**Try it**
When you return the data, keep every line exactly as it is and leave out the pictures.

**Supplied material**
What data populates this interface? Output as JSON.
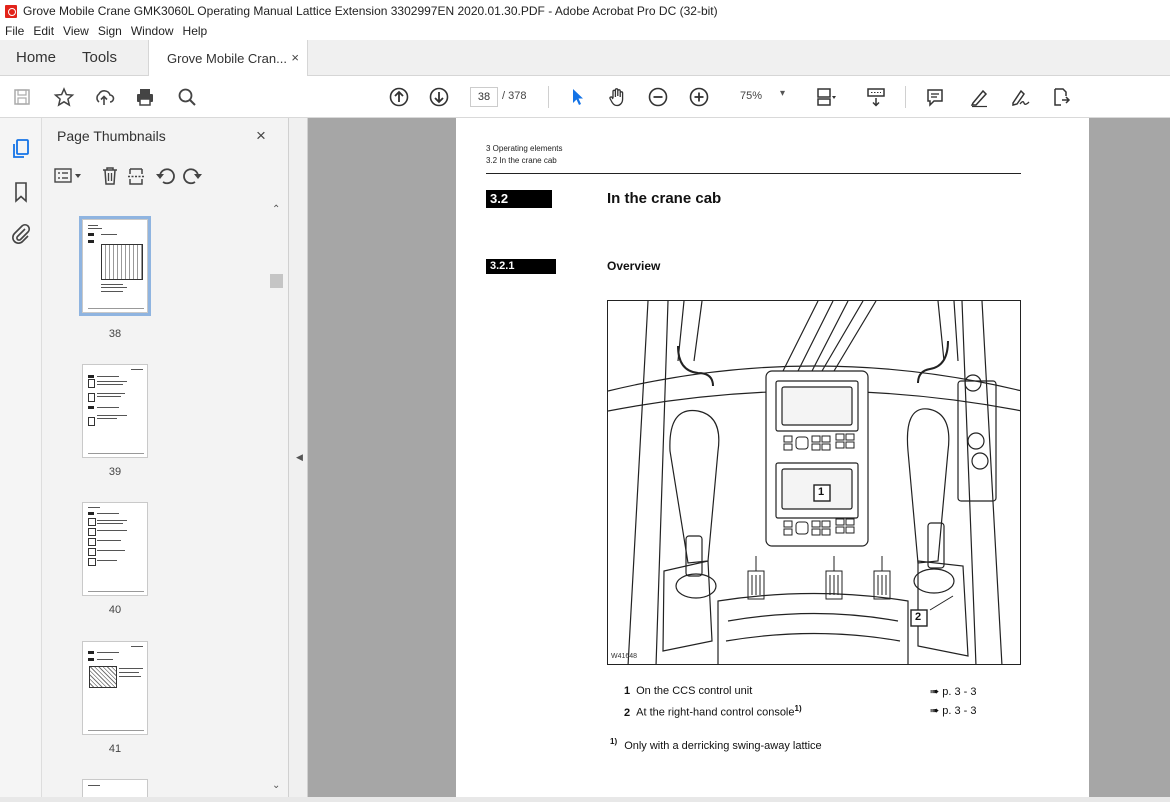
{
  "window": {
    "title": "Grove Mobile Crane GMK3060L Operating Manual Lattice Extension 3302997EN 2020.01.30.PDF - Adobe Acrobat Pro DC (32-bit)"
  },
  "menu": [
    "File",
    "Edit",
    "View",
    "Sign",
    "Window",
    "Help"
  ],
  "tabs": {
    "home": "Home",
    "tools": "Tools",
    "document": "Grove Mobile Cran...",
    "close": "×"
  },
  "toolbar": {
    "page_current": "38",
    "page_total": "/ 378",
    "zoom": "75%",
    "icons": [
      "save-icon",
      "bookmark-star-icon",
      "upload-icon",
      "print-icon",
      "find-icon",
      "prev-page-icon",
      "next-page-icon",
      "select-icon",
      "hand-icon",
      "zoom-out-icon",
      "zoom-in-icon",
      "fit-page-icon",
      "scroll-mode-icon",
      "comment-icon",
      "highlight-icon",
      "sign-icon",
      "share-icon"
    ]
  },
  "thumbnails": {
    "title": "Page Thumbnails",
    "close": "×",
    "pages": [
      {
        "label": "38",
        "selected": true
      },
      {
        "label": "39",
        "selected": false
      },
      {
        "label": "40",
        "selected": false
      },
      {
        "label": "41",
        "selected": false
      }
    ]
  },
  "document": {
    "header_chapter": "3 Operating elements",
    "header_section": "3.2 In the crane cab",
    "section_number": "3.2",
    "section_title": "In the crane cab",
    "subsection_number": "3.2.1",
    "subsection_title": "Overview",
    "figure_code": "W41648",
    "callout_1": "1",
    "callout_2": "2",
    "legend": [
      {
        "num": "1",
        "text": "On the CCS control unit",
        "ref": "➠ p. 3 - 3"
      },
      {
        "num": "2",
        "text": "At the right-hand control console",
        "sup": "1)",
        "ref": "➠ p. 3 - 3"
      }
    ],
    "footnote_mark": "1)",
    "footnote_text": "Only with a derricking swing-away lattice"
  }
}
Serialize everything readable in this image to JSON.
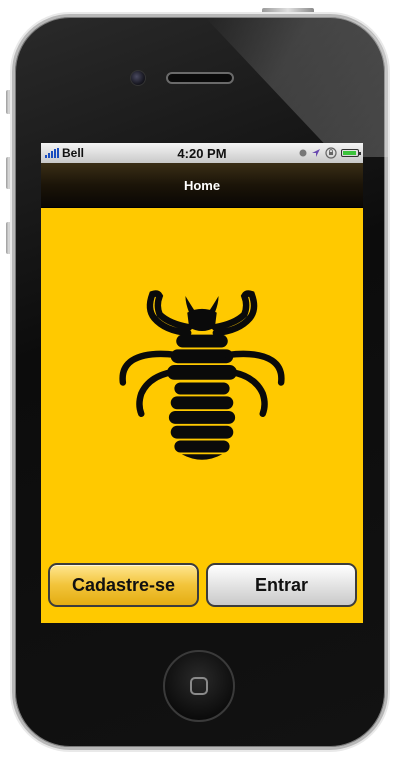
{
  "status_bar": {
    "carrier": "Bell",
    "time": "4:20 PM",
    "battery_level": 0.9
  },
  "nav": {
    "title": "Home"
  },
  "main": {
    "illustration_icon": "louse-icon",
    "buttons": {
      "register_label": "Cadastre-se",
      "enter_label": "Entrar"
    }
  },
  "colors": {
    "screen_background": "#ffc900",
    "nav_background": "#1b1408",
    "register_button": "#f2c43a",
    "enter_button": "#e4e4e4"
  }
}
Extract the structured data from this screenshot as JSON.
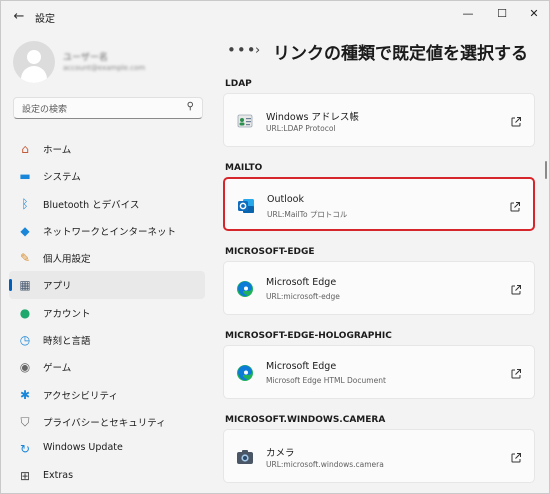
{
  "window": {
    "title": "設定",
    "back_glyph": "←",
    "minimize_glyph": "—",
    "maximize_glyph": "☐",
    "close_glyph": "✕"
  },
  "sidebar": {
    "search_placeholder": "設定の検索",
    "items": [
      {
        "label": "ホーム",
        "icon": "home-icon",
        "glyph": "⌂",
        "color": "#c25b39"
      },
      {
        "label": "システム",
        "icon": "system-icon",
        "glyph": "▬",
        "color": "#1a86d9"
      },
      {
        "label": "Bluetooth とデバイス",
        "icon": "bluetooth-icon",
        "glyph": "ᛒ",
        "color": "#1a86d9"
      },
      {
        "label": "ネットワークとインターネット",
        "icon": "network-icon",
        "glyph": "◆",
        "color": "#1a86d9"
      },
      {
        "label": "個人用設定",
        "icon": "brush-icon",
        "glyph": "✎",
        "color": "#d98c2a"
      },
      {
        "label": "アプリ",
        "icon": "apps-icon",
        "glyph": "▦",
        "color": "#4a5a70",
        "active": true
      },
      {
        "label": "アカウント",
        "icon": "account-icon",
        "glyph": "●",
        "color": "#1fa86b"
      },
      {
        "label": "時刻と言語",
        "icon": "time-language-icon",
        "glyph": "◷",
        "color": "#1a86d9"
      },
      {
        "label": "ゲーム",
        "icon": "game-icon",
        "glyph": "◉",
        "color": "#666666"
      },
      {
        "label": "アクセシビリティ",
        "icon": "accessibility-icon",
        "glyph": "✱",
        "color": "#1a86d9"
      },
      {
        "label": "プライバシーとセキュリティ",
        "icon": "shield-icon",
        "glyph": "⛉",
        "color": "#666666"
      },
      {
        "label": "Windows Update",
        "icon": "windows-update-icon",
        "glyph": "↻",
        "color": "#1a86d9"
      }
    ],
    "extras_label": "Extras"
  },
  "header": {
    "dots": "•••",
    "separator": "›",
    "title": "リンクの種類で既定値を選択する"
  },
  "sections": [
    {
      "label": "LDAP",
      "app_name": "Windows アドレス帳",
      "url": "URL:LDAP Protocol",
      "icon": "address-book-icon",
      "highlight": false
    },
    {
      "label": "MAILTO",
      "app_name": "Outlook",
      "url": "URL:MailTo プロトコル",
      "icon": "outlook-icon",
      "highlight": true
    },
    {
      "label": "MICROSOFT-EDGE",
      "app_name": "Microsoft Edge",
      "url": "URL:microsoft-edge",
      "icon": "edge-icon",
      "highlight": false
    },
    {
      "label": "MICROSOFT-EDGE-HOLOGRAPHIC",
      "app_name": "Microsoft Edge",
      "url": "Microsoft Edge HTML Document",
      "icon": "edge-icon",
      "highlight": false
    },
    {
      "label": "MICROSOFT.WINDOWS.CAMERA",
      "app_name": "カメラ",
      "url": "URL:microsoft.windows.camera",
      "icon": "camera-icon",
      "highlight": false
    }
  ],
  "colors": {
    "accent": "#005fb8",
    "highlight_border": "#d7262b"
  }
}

**Your response**
What data populates this interface? Output as JSON.
{
  "window": {
    "title": "Grove Mobile Crane GMK3060L Operating Manual Lattice Extension 3302997EN 2020.01.30.PDF - Adobe Acrobat Pro DC (32-bit)"
  },
  "menu": [
    "File",
    "Edit",
    "View",
    "Sign",
    "Window",
    "Help"
  ],
  "tabs": {
    "home": "Home",
    "tools": "Tools",
    "document": "Grove Mobile Cran...",
    "close": "×"
  },
  "toolbar": {
    "page_current": "38",
    "page_total": "/ 378",
    "zoom": "75%",
    "icons": [
      "save-icon",
      "bookmark-star-icon",
      "upload-icon",
      "print-icon",
      "find-icon",
      "prev-page-icon",
      "next-page-icon",
      "select-icon",
      "hand-icon",
      "zoom-out-icon",
      "zoom-in-icon",
      "fit-page-icon",
      "scroll-mode-icon",
      "comment-icon",
      "highlight-icon",
      "sign-icon",
      "share-icon"
    ]
  },
  "thumbnails": {
    "title": "Page Thumbnails",
    "close": "×",
    "pages": [
      {
        "label": "38",
        "selected": true
      },
      {
        "label": "39",
        "selected": false
      },
      {
        "label": "40",
        "selected": false
      },
      {
        "label": "41",
        "selected": false
      }
    ]
  },
  "document": {
    "header_chapter": "3 Operating elements",
    "header_section": "3.2 In the crane cab",
    "section_number": "3.2",
    "section_title": "In the crane cab",
    "subsection_number": "3.2.1",
    "subsection_title": "Overview",
    "figure_code": "W41648",
    "callout_1": "1",
    "callout_2": "2",
    "legend": [
      {
        "num": "1",
        "text": "On the CCS control unit",
        "ref": "➠ p. 3 - 3"
      },
      {
        "num": "2",
        "text": "At the right-hand control console",
        "sup": "1)",
        "ref": "➠ p. 3 - 3"
      }
    ],
    "footnote_mark": "1)",
    "footnote_text": "Only with a derricking swing-away lattice"
  }
}
Serialize everything readable in this image to JSON.
{
  "status_bar": {
    "carrier": "Bell",
    "time": "4:20 PM",
    "battery_level": 0.9
  },
  "nav": {
    "title": "Home"
  },
  "main": {
    "illustration_icon": "louse-icon",
    "buttons": {
      "register_label": "Cadastre-se",
      "enter_label": "Entrar"
    }
  },
  "colors": {
    "screen_background": "#ffc900",
    "nav_background": "#1b1408",
    "register_button": "#f2c43a",
    "enter_button": "#e4e4e4"
  }
}
Extract the structured data from this screenshot as JSON.
{
  "window": {
    "title": "設定",
    "back_glyph": "←",
    "minimize_glyph": "—",
    "maximize_glyph": "☐",
    "close_glyph": "✕"
  },
  "sidebar": {
    "search_placeholder": "設定の検索",
    "items": [
      {
        "label": "ホーム",
        "icon": "home-icon",
        "glyph": "⌂",
        "color": "#c25b39"
      },
      {
        "label": "システム",
        "icon": "system-icon",
        "glyph": "▬",
        "color": "#1a86d9"
      },
      {
        "label": "Bluetooth とデバイス",
        "icon": "bluetooth-icon",
        "glyph": "ᛒ",
        "color": "#1a86d9"
      },
      {
        "label": "ネットワークとインターネット",
        "icon": "network-icon",
        "glyph": "◆",
        "color": "#1a86d9"
      },
      {
        "label": "個人用設定",
        "icon": "brush-icon",
        "glyph": "✎",
        "color": "#d98c2a"
      },
      {
        "label": "アプリ",
        "icon": "apps-icon",
        "glyph": "▦",
        "color": "#4a5a70",
        "active": true
      },
      {
        "label": "アカウント",
        "icon": "account-icon",
        "glyph": "●",
        "color": "#1fa86b"
      },
      {
        "label": "時刻と言語",
        "icon": "time-language-icon",
        "glyph": "◷",
        "color": "#1a86d9"
      },
      {
        "label": "ゲーム",
        "icon": "game-icon",
        "glyph": "◉",
        "color": "#666666"
      },
      {
        "label": "アクセシビリティ",
        "icon": "accessibility-icon",
        "glyph": "✱",
        "color": "#1a86d9"
      },
      {
        "label": "プライバシーとセキュリティ",
        "icon": "shield-icon",
        "glyph": "⛉",
        "color": "#666666"
      },
      {
        "label": "Windows Update",
        "icon": "windows-update-icon",
        "glyph": "↻",
        "color": "#1a86d9"
      }
    ],
    "extras_label": "Extras"
  },
  "header": {
    "dots": "•••",
    "separator": "›",
    "title": "リンクの種類で既定値を選択する"
  },
  "sections": [
    {
      "label": "LDAP",
      "app_name": "Windows アドレス帳",
      "url": "URL:LDAP Protocol",
      "icon": "address-book-icon",
      "highlight": false
    },
    {
      "label": "MAILTO",
      "app_name": "Outlook",
      "url": "URL:MailTo プロトコル",
      "icon": "outlook-icon",
      "highlight": true
    },
    {
      "label": "MICROSOFT-EDGE",
      "app_name": "Microsoft Edge",
      "url": "URL:microsoft-edge",
      "icon": "edge-icon",
      "highlight": false
    },
    {
      "label": "MICROSOFT-EDGE-HOLOGRAPHIC",
      "app_name": "Microsoft Edge",
      "url": "Microsoft Edge HTML Document",
      "icon": "edge-icon",
      "highlight": false
    },
    {
      "label": "MICROSOFT.WINDOWS.CAMERA",
      "app_name": "カメラ",
      "url": "URL:microsoft.windows.camera",
      "icon": "camera-icon",
      "highlight": false
    }
  ],
  "colors": {
    "accent": "#005fb8",
    "highlight_border": "#d7262b"
  }
}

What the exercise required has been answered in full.